## TASK DETAILS
Report the number of lines in these entries that contain "开发工具". Write only the number.

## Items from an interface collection
--- START ---

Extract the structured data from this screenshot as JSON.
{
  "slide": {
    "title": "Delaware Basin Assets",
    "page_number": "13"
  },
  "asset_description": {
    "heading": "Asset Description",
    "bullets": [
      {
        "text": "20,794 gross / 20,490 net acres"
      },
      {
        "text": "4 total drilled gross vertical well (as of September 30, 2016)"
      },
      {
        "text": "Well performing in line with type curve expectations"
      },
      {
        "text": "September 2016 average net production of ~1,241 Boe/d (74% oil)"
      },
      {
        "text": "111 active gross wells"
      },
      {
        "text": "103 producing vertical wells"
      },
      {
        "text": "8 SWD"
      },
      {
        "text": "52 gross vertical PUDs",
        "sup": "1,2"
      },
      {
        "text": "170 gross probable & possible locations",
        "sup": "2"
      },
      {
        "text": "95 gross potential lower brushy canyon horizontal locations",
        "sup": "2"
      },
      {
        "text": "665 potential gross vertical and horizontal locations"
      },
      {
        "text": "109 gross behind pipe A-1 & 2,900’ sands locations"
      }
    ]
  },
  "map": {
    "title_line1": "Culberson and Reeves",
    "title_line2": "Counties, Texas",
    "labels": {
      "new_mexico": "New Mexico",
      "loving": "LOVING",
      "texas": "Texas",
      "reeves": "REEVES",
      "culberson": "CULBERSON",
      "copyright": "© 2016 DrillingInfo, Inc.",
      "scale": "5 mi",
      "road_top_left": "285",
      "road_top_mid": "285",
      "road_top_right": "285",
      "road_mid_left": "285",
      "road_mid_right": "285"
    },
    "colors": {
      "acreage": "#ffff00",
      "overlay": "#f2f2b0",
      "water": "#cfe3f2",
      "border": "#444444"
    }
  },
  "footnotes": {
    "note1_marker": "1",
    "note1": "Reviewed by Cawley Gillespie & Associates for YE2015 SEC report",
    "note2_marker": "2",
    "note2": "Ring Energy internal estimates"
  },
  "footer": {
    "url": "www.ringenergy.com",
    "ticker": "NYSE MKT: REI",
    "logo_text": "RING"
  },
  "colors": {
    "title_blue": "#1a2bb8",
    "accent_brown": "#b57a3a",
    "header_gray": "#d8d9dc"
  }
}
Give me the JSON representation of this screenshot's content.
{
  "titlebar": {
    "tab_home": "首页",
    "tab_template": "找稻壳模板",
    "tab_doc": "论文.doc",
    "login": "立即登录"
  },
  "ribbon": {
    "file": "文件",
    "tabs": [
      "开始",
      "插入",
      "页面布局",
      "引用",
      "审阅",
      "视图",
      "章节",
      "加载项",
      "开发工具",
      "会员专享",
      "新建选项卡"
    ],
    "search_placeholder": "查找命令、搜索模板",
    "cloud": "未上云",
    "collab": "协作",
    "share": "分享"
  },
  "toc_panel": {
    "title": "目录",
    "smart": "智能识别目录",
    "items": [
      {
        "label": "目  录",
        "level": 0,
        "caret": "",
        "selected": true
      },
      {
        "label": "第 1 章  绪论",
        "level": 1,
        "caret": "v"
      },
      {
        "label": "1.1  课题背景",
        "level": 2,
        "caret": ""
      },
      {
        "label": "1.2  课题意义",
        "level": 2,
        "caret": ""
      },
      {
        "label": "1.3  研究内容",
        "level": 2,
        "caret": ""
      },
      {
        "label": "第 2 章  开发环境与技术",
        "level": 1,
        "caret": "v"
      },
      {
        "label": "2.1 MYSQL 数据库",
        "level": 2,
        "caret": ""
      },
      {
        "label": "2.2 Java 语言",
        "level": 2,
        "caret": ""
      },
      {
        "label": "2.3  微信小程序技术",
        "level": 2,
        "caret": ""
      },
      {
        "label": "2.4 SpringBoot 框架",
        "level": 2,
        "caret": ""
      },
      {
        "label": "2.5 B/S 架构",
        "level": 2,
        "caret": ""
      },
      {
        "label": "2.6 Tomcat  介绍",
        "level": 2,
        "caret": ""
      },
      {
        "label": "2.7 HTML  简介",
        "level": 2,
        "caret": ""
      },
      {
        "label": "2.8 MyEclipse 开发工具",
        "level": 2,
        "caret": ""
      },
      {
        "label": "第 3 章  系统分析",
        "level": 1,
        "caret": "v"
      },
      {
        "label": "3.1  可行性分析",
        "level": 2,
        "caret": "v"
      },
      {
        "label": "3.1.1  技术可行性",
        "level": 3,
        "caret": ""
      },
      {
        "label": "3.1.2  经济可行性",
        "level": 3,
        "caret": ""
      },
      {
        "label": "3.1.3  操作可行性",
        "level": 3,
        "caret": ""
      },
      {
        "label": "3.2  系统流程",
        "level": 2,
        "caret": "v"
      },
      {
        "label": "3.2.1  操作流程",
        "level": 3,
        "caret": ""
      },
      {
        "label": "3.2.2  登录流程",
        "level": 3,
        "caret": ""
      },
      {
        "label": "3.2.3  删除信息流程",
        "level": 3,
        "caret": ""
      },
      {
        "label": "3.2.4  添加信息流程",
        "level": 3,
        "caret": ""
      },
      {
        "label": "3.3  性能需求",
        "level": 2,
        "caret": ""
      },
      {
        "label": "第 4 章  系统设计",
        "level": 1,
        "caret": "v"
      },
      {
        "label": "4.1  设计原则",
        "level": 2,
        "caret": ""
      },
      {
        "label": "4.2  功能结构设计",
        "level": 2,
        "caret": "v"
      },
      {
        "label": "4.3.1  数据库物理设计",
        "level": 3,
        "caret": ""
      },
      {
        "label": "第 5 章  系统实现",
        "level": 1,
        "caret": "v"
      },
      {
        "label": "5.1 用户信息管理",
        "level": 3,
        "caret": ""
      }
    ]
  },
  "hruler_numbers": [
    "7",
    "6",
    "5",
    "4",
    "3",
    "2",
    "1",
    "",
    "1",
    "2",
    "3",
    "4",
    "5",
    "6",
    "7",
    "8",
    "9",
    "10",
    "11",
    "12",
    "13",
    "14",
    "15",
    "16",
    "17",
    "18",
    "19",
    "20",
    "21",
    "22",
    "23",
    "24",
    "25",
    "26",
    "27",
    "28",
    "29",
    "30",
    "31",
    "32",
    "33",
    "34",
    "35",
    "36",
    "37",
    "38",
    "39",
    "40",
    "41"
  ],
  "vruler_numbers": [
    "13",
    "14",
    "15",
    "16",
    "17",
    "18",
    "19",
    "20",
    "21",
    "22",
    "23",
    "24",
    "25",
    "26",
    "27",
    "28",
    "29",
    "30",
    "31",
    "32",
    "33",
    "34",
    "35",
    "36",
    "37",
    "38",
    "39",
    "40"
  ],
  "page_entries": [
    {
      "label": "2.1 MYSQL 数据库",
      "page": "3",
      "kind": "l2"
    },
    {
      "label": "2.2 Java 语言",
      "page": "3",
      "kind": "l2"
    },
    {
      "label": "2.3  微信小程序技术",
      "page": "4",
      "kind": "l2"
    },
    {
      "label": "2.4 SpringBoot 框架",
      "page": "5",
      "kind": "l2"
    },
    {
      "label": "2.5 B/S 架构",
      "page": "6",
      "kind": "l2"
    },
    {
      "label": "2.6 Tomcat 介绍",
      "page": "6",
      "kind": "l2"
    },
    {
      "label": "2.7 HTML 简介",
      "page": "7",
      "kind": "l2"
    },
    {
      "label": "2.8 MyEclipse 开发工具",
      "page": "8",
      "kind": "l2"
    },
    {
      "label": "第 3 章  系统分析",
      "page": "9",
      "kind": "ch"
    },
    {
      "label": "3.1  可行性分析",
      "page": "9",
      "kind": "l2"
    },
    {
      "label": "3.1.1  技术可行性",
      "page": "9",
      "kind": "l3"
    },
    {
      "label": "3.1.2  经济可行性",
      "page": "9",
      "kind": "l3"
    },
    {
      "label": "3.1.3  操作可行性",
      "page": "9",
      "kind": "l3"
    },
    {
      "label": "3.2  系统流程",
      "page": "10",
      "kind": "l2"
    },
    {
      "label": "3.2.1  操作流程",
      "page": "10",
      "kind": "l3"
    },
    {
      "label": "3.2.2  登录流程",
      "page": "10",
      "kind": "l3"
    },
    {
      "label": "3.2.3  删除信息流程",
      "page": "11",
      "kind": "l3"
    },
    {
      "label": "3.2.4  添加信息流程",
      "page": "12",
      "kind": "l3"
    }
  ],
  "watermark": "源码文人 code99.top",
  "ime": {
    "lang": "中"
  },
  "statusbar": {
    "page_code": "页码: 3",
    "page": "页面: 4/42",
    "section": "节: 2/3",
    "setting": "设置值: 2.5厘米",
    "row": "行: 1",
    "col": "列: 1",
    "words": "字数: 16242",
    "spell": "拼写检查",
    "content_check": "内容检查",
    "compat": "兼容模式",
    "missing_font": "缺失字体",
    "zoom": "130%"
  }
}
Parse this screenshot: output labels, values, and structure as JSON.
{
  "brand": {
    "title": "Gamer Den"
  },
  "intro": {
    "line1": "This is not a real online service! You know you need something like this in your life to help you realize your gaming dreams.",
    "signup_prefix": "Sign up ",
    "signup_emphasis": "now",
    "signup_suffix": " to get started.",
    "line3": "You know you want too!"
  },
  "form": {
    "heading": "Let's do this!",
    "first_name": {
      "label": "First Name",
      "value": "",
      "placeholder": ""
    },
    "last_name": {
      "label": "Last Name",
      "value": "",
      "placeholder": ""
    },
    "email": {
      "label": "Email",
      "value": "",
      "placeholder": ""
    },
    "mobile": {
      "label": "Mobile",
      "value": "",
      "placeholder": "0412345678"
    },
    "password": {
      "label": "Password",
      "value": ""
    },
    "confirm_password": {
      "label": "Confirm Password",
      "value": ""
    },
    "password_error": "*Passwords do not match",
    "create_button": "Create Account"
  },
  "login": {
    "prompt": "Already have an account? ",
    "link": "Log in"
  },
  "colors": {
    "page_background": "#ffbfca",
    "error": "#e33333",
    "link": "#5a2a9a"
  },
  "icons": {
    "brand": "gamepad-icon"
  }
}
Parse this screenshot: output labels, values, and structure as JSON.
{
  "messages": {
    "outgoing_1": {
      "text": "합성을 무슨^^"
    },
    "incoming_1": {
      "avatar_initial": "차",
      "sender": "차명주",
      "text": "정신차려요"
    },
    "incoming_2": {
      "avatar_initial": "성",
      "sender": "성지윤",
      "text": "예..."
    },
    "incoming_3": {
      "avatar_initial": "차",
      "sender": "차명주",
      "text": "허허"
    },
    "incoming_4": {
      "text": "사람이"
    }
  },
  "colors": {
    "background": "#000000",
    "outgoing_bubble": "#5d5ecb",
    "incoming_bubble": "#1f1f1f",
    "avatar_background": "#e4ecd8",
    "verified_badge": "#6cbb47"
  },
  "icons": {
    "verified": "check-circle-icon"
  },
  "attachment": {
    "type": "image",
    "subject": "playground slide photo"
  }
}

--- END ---

## PROBLEM SOLUTION
3